(INPUT DATA)
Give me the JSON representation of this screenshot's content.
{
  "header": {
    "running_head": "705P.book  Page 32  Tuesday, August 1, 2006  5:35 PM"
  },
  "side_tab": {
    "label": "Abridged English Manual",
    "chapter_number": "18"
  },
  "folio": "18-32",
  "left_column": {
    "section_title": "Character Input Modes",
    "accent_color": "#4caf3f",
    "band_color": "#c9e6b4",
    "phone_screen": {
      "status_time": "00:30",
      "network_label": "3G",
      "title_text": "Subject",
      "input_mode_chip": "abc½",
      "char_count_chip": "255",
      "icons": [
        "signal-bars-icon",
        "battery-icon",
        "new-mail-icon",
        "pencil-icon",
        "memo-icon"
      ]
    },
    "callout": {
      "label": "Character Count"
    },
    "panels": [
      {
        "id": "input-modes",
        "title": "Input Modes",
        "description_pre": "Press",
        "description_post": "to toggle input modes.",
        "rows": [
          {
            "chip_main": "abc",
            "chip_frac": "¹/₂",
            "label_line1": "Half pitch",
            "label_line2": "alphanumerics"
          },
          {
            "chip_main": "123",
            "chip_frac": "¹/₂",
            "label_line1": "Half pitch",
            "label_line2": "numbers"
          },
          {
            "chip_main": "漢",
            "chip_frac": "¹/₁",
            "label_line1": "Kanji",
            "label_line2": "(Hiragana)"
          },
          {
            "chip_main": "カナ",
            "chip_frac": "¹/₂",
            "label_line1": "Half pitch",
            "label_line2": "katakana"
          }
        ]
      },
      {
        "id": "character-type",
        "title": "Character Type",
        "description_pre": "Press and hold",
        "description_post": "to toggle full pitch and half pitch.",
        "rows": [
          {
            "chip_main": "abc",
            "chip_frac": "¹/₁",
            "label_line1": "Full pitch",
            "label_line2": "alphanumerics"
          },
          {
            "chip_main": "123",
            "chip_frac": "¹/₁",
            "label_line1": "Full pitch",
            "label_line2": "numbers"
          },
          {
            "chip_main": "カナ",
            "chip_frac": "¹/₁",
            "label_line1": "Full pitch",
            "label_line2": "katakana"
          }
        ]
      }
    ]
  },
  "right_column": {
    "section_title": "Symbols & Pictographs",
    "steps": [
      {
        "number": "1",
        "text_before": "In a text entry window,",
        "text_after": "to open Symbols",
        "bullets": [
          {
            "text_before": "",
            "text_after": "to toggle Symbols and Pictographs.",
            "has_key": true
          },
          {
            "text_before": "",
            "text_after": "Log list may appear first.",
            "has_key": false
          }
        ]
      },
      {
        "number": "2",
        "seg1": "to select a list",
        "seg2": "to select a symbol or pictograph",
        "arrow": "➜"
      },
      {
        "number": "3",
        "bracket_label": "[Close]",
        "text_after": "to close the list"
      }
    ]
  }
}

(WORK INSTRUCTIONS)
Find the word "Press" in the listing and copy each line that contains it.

(ANSWER TO THIS EXERCISE)
        "description_pre": "Press",
        "description_pre": "Press and hold",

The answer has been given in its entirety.